Clark Gable, Vivien Leigh, Leslie Howard, Olivia de Havilland, Thomas Mitchell, Hattie McDaniel, Butterfly McQueen, Barbara O'Neil, Laura Hope Crews, Ona Munson, Harry Davenport, Leona Roberts, Victor Jory, Everett Brown, Howard C. Hickman, Alicia Rhett, George Reeves, Fred Crane, Evelyn Keyes, Ann Rutherford, Rand Brooks, Carroll Nye, Jane Darwell, Oscar Polk Eddie Anderson, Paul Hurst, Isabel Jewell, Ward Bond, Tom Tyler, J. M. Kerrigan, Mary Anderson, Cammie King Conlon

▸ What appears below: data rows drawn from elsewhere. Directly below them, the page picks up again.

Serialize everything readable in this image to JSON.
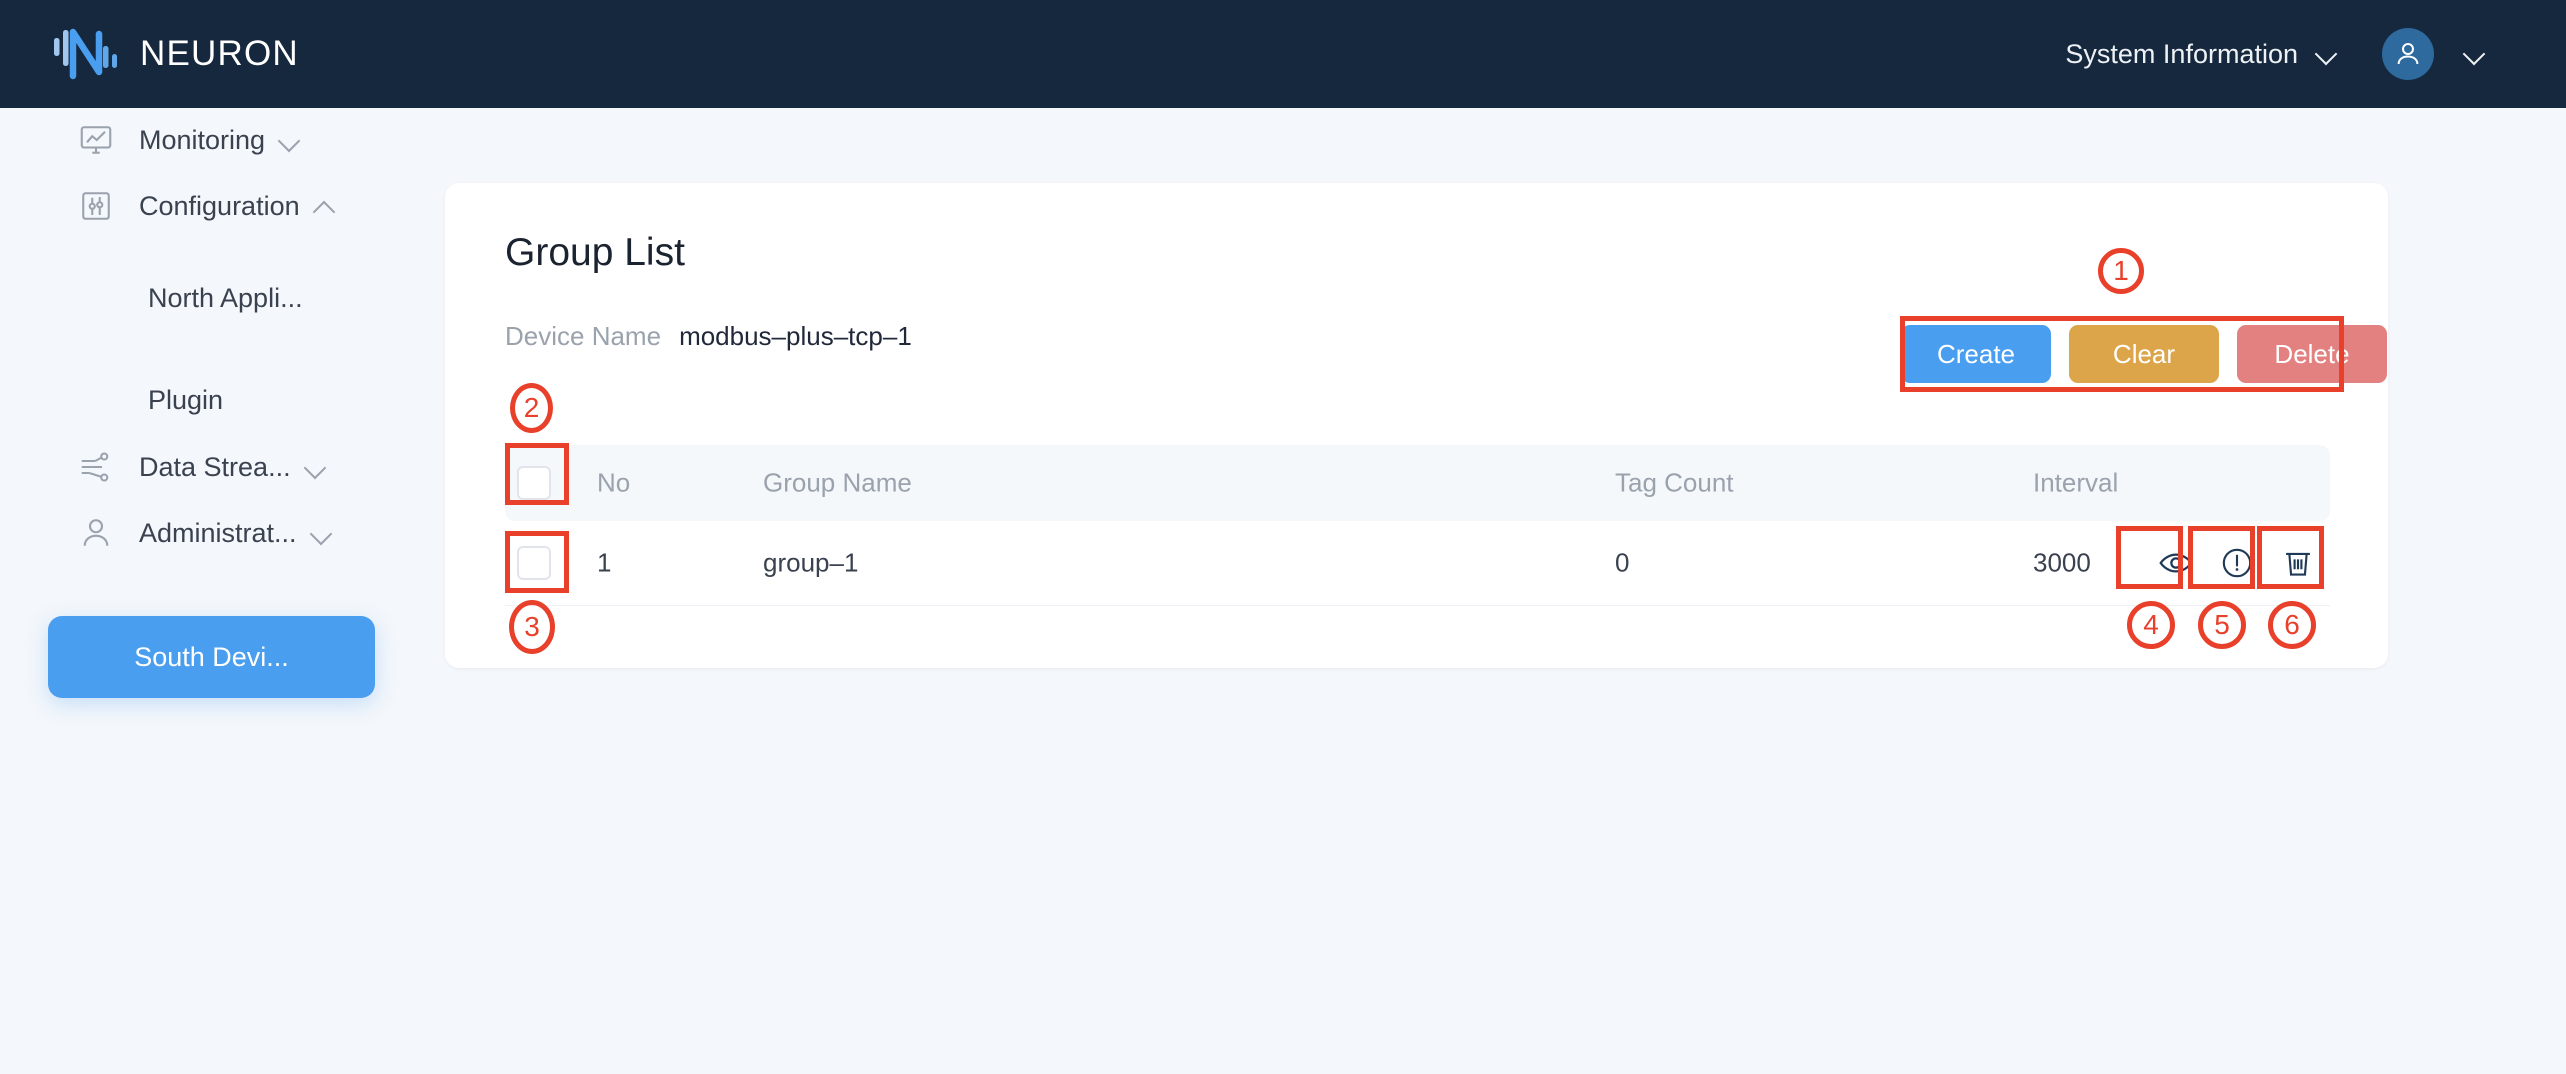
{
  "header": {
    "brand": "NEURON",
    "logo_icon": "neuron-logo-icon",
    "system_information_label": "System Information",
    "system_information_chevron": "chevron-down-icon",
    "avatar_icon": "user-avatar-icon",
    "avatar_chevron": "chevron-down-icon",
    "background_color": "#16283e",
    "brand_accent_color": "#4a9ef0"
  },
  "sidebar": {
    "items": [
      {
        "label": "Monitoring",
        "icon": "monitor-chart-icon",
        "chevron": "chevron-down-icon",
        "expanded": false,
        "active": false
      },
      {
        "label": "Configuration",
        "icon": "sliders-icon",
        "chevron": "chevron-up-icon",
        "expanded": true,
        "active": false
      }
    ],
    "sub_items": [
      {
        "label": "North Appli...",
        "active": false
      },
      {
        "label": "South Devi...",
        "active": true
      },
      {
        "label": "Plugin",
        "active": false
      }
    ],
    "items_bottom": [
      {
        "label": "Data Strea...",
        "icon": "data-stream-icon",
        "chevron": "chevron-down-icon"
      },
      {
        "label": "Administrat...",
        "icon": "user-outline-icon",
        "chevron": "chevron-down-icon"
      }
    ],
    "active_color": "#4a9ef0"
  },
  "main": {
    "title": "Group List",
    "device_name_label": "Device Name",
    "device_name_value": "modbus–plus–tcp–1",
    "buttons": [
      {
        "label": "Create",
        "color": "#4a9ef0"
      },
      {
        "label": "Clear",
        "color": "#dda54a"
      },
      {
        "label": "Delete",
        "color": "#e38080"
      }
    ],
    "table": {
      "columns": [
        "No",
        "Group Name",
        "Tag Count",
        "Interval"
      ],
      "rows": [
        {
          "no": "1",
          "group_name": "group–1",
          "tag_count": "0",
          "interval": "3000"
        }
      ],
      "row_actions": [
        {
          "name": "view-icon",
          "title": "View"
        },
        {
          "name": "alert-icon",
          "title": "Info"
        },
        {
          "name": "trash-icon",
          "title": "Delete"
        }
      ],
      "header_checkbox_checked": false,
      "row_checkbox_checked": false
    }
  },
  "annotations": {
    "color": "#e8402a",
    "markers": [
      {
        "number": "1",
        "target": "action-buttons"
      },
      {
        "number": "2",
        "target": "header-select-all-checkbox"
      },
      {
        "number": "3",
        "target": "row-checkbox"
      },
      {
        "number": "4",
        "target": "view-icon"
      },
      {
        "number": "5",
        "target": "alert-icon"
      },
      {
        "number": "6",
        "target": "trash-icon"
      }
    ]
  }
}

Despite warnings from her father (Thomas Mitchell) and her faithful servant Mammy (Hattie McDaniel), when Scarlett O'Hara (Vivien Leigh) hears that her casual beau Ashley Wilkes (Leslie Howard) plans to marry "mealy mouthed" Melanie Hamilton (Olivia de Havilland), she intends to throw herself at Ashley at an upcoming barbecue at Twelve Oaks. Alone with Ashley, she goes into a fit of histrionics, all of which is witnessed by roguish Rhett Butler (Clark Gable), the black sheep of a wealthy Charleston family, who is instantly fascinated by the feisty, thoroughly self-centered Scarlett.
Victor Fleming and masterpiece seem to be two things that can not do without each other.
Gone with the Wind is a wonderful drama about love and war that will make you daydream and cry, without failing to deliver a wonderful message of hope.
As probably everyone knows, love is the engine of this story. No one is preserved from the pangs of love, and Scarlett surely represents every facet of this feeling. But there's more than love, and that more is war, that overturns everything and anyone but at the same time remains invisible as not a single sequence of war is shown in the whole film.
It is more than clear that the film takes sides in favour of Southerners, but avoiding further words about this and the threads it may cause, it is essential to underline the masterful reconstruction of part of the American history this film has made.
Many complain about the length of the film. And I get it. Four hours are a lot of time. But, since the events take place in a vast time frame and involve a myriad of character, it couldn't have been done otherwise. Also it would have been impossible to enclose a thousand pages book in a hour and a half of film.
The characters are all memorable, but besides the beautiful Scarlett and the free-spirited Rhett, the character striking the most is Mammy, the house servant full of heart and humanity who accompanies the story and the characters with her wisdom of simple yet lived woman.
The direction is excellent and gives each scene the right amount of drama, occasionally accompanied by a vein of humour.
The musical score by Max Steiner also will capture your attention, and does delivers intense emotions. The cinematography by Ernest Haller and Lee Garmes is spectacular.
The cast makes no exception. Made her entry in the history of cinema in the role of egocentric, and vivacious Scarlett, Vivien Leigh delivers a powerful and passionate performance and brings some humanity in the role. She hasn't won the Oscar for nothing, after all. Clark Gable gives a passionate and charming performance as Captain Butler. Wonderful performances also from Olivia de Havilland as Melanie and Leslie Howard as Ashley. The rest of the cast is just too numerous, but the contribution of Hattie McDaniel can't be omitted, whose strong, and unforgettable performance as Mammy earned her an Oscar, becoming so the first Afro-American to win an Academy Award.
But the film does have a flaw: Leslie Howard's Ashley Wilkes. Definitely too old and ugly, it is impossible to understand how can Scarlett be so into him, mainly if courted by Clark Gable's Rhett Butler.
Scarlett: Rhett, Rhett... Rhett, if you go, where shall I go? What shall I do?
Rhett Butler: Frankly, my dear, I don't give a damn.
Rhett Butler: You're like the thief who isn't the least bit sorry he stole, but is terribly, terribly sorry he's going to jail.